Exercise
Here, set down only the lines between the line that contains "Serialize everything readable" and the final line of the material, both included, exactly as written. Skip the pictures.

Material for the task
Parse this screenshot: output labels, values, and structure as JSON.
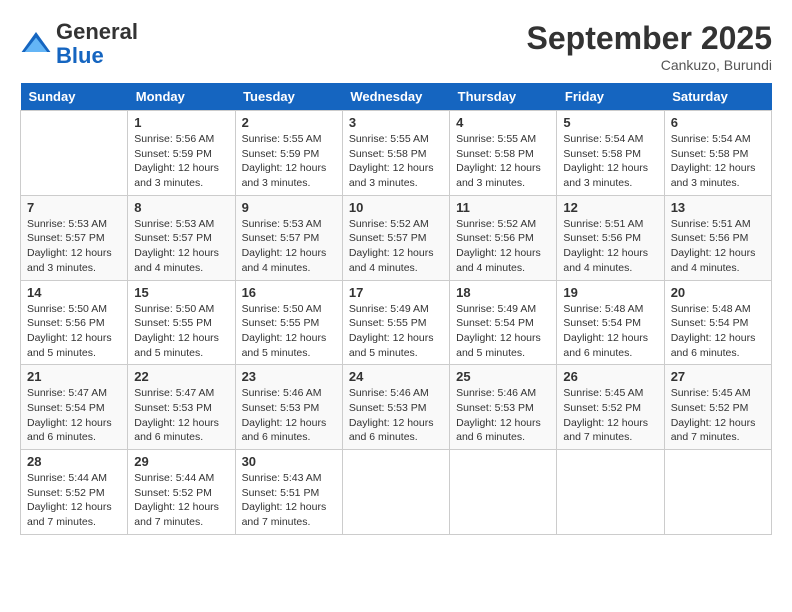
{
  "header": {
    "logo": {
      "general": "General",
      "blue": "Blue"
    },
    "month": "September 2025",
    "location": "Cankuzo, Burundi"
  },
  "days_of_week": [
    "Sunday",
    "Monday",
    "Tuesday",
    "Wednesday",
    "Thursday",
    "Friday",
    "Saturday"
  ],
  "weeks": [
    [
      {
        "day": "",
        "sunrise": "",
        "sunset": "",
        "daylight": ""
      },
      {
        "day": "1",
        "sunrise": "Sunrise: 5:56 AM",
        "sunset": "Sunset: 5:59 PM",
        "daylight": "Daylight: 12 hours and 3 minutes."
      },
      {
        "day": "2",
        "sunrise": "Sunrise: 5:55 AM",
        "sunset": "Sunset: 5:59 PM",
        "daylight": "Daylight: 12 hours and 3 minutes."
      },
      {
        "day": "3",
        "sunrise": "Sunrise: 5:55 AM",
        "sunset": "Sunset: 5:58 PM",
        "daylight": "Daylight: 12 hours and 3 minutes."
      },
      {
        "day": "4",
        "sunrise": "Sunrise: 5:55 AM",
        "sunset": "Sunset: 5:58 PM",
        "daylight": "Daylight: 12 hours and 3 minutes."
      },
      {
        "day": "5",
        "sunrise": "Sunrise: 5:54 AM",
        "sunset": "Sunset: 5:58 PM",
        "daylight": "Daylight: 12 hours and 3 minutes."
      },
      {
        "day": "6",
        "sunrise": "Sunrise: 5:54 AM",
        "sunset": "Sunset: 5:58 PM",
        "daylight": "Daylight: 12 hours and 3 minutes."
      }
    ],
    [
      {
        "day": "7",
        "sunrise": "Sunrise: 5:53 AM",
        "sunset": "Sunset: 5:57 PM",
        "daylight": "Daylight: 12 hours and 3 minutes."
      },
      {
        "day": "8",
        "sunrise": "Sunrise: 5:53 AM",
        "sunset": "Sunset: 5:57 PM",
        "daylight": "Daylight: 12 hours and 4 minutes."
      },
      {
        "day": "9",
        "sunrise": "Sunrise: 5:53 AM",
        "sunset": "Sunset: 5:57 PM",
        "daylight": "Daylight: 12 hours and 4 minutes."
      },
      {
        "day": "10",
        "sunrise": "Sunrise: 5:52 AM",
        "sunset": "Sunset: 5:57 PM",
        "daylight": "Daylight: 12 hours and 4 minutes."
      },
      {
        "day": "11",
        "sunrise": "Sunrise: 5:52 AM",
        "sunset": "Sunset: 5:56 PM",
        "daylight": "Daylight: 12 hours and 4 minutes."
      },
      {
        "day": "12",
        "sunrise": "Sunrise: 5:51 AM",
        "sunset": "Sunset: 5:56 PM",
        "daylight": "Daylight: 12 hours and 4 minutes."
      },
      {
        "day": "13",
        "sunrise": "Sunrise: 5:51 AM",
        "sunset": "Sunset: 5:56 PM",
        "daylight": "Daylight: 12 hours and 4 minutes."
      }
    ],
    [
      {
        "day": "14",
        "sunrise": "Sunrise: 5:50 AM",
        "sunset": "Sunset: 5:56 PM",
        "daylight": "Daylight: 12 hours and 5 minutes."
      },
      {
        "day": "15",
        "sunrise": "Sunrise: 5:50 AM",
        "sunset": "Sunset: 5:55 PM",
        "daylight": "Daylight: 12 hours and 5 minutes."
      },
      {
        "day": "16",
        "sunrise": "Sunrise: 5:50 AM",
        "sunset": "Sunset: 5:55 PM",
        "daylight": "Daylight: 12 hours and 5 minutes."
      },
      {
        "day": "17",
        "sunrise": "Sunrise: 5:49 AM",
        "sunset": "Sunset: 5:55 PM",
        "daylight": "Daylight: 12 hours and 5 minutes."
      },
      {
        "day": "18",
        "sunrise": "Sunrise: 5:49 AM",
        "sunset": "Sunset: 5:54 PM",
        "daylight": "Daylight: 12 hours and 5 minutes."
      },
      {
        "day": "19",
        "sunrise": "Sunrise: 5:48 AM",
        "sunset": "Sunset: 5:54 PM",
        "daylight": "Daylight: 12 hours and 6 minutes."
      },
      {
        "day": "20",
        "sunrise": "Sunrise: 5:48 AM",
        "sunset": "Sunset: 5:54 PM",
        "daylight": "Daylight: 12 hours and 6 minutes."
      }
    ],
    [
      {
        "day": "21",
        "sunrise": "Sunrise: 5:47 AM",
        "sunset": "Sunset: 5:54 PM",
        "daylight": "Daylight: 12 hours and 6 minutes."
      },
      {
        "day": "22",
        "sunrise": "Sunrise: 5:47 AM",
        "sunset": "Sunset: 5:53 PM",
        "daylight": "Daylight: 12 hours and 6 minutes."
      },
      {
        "day": "23",
        "sunrise": "Sunrise: 5:46 AM",
        "sunset": "Sunset: 5:53 PM",
        "daylight": "Daylight: 12 hours and 6 minutes."
      },
      {
        "day": "24",
        "sunrise": "Sunrise: 5:46 AM",
        "sunset": "Sunset: 5:53 PM",
        "daylight": "Daylight: 12 hours and 6 minutes."
      },
      {
        "day": "25",
        "sunrise": "Sunrise: 5:46 AM",
        "sunset": "Sunset: 5:53 PM",
        "daylight": "Daylight: 12 hours and 6 minutes."
      },
      {
        "day": "26",
        "sunrise": "Sunrise: 5:45 AM",
        "sunset": "Sunset: 5:52 PM",
        "daylight": "Daylight: 12 hours and 7 minutes."
      },
      {
        "day": "27",
        "sunrise": "Sunrise: 5:45 AM",
        "sunset": "Sunset: 5:52 PM",
        "daylight": "Daylight: 12 hours and 7 minutes."
      }
    ],
    [
      {
        "day": "28",
        "sunrise": "Sunrise: 5:44 AM",
        "sunset": "Sunset: 5:52 PM",
        "daylight": "Daylight: 12 hours and 7 minutes."
      },
      {
        "day": "29",
        "sunrise": "Sunrise: 5:44 AM",
        "sunset": "Sunset: 5:52 PM",
        "daylight": "Daylight: 12 hours and 7 minutes."
      },
      {
        "day": "30",
        "sunrise": "Sunrise: 5:43 AM",
        "sunset": "Sunset: 5:51 PM",
        "daylight": "Daylight: 12 hours and 7 minutes."
      },
      {
        "day": "",
        "sunrise": "",
        "sunset": "",
        "daylight": ""
      },
      {
        "day": "",
        "sunrise": "",
        "sunset": "",
        "daylight": ""
      },
      {
        "day": "",
        "sunrise": "",
        "sunset": "",
        "daylight": ""
      },
      {
        "day": "",
        "sunrise": "",
        "sunset": "",
        "daylight": ""
      }
    ]
  ]
}
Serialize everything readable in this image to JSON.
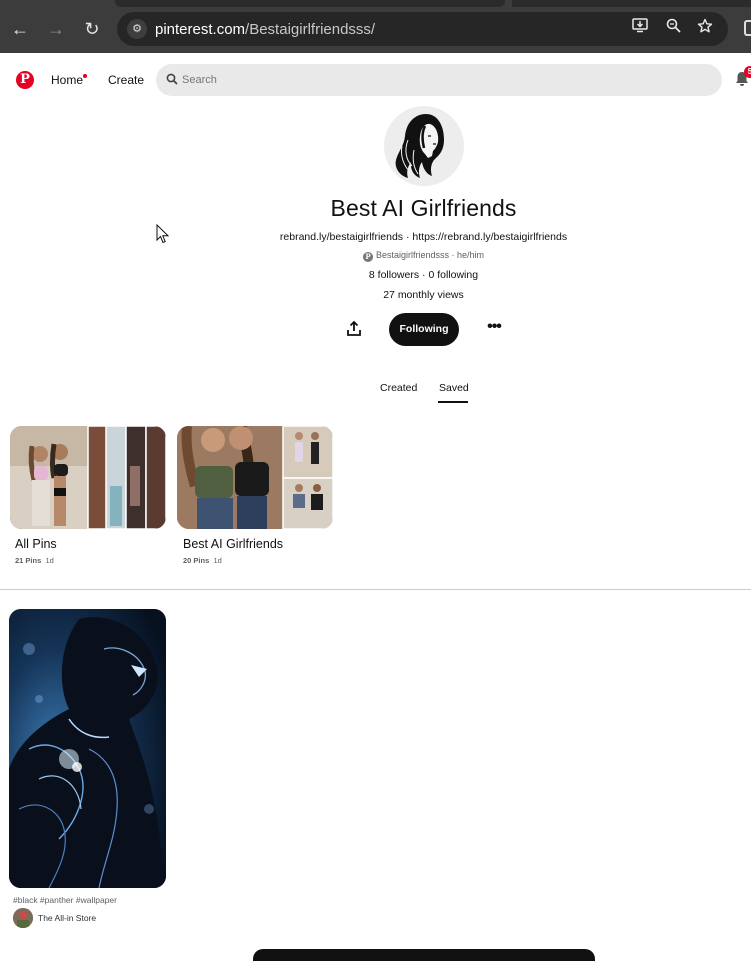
{
  "browser": {
    "url_domain": "pinterest.com",
    "url_path": "/Bestaigirlfriendsss/",
    "icons": [
      "back-icon",
      "forward-icon",
      "reload-icon",
      "site-info-icon",
      "install-icon",
      "zoom-icon",
      "bookmark-star-icon"
    ]
  },
  "header": {
    "home_label": "Home",
    "create_label": "Create",
    "search_placeholder": "Search",
    "notifications_badge": "5",
    "accent_color": "#e60023"
  },
  "profile": {
    "name": "Best AI Girlfriends",
    "link_text": "rebrand.ly/bestaigirlfriends",
    "link_url_text": "https://rebrand.ly/bestaigirlfriends",
    "handle": "Bestaigirlfriendsss",
    "pronouns": "he/him",
    "followers": "8 followers",
    "following_count": "0 following",
    "monthly_views": "27 monthly views",
    "following_button": "Following"
  },
  "tabs": {
    "created": "Created",
    "saved": "Saved",
    "active": "saved"
  },
  "boards": [
    {
      "title": "All Pins",
      "pins": "21 Pins",
      "age": "1d"
    },
    {
      "title": "Best AI Girlfriends",
      "pins": "20 Pins",
      "age": "1d"
    }
  ],
  "pins": [
    {
      "description": "#black #panther #wallpaper",
      "author": "The All-in Store"
    }
  ]
}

Task result
Serialize everything readable in this image to JSON.
{
  "browser": {
    "url_domain": "pinterest.com",
    "url_path": "/Bestaigirlfriendsss/",
    "icons": [
      "back-icon",
      "forward-icon",
      "reload-icon",
      "site-info-icon",
      "install-icon",
      "zoom-icon",
      "bookmark-star-icon"
    ]
  },
  "header": {
    "home_label": "Home",
    "create_label": "Create",
    "search_placeholder": "Search",
    "notifications_badge": "5",
    "accent_color": "#e60023"
  },
  "profile": {
    "name": "Best AI Girlfriends",
    "link_text": "rebrand.ly/bestaigirlfriends",
    "link_url_text": "https://rebrand.ly/bestaigirlfriends",
    "handle": "Bestaigirlfriendsss",
    "pronouns": "he/him",
    "followers": "8 followers",
    "following_count": "0 following",
    "monthly_views": "27 monthly views",
    "following_button": "Following"
  },
  "tabs": {
    "created": "Created",
    "saved": "Saved",
    "active": "saved"
  },
  "boards": [
    {
      "title": "All Pins",
      "pins": "21 Pins",
      "age": "1d"
    },
    {
      "title": "Best AI Girlfriends",
      "pins": "20 Pins",
      "age": "1d"
    }
  ],
  "pins": [
    {
      "description": "#black #panther #wallpaper",
      "author": "The All-in Store"
    }
  ]
}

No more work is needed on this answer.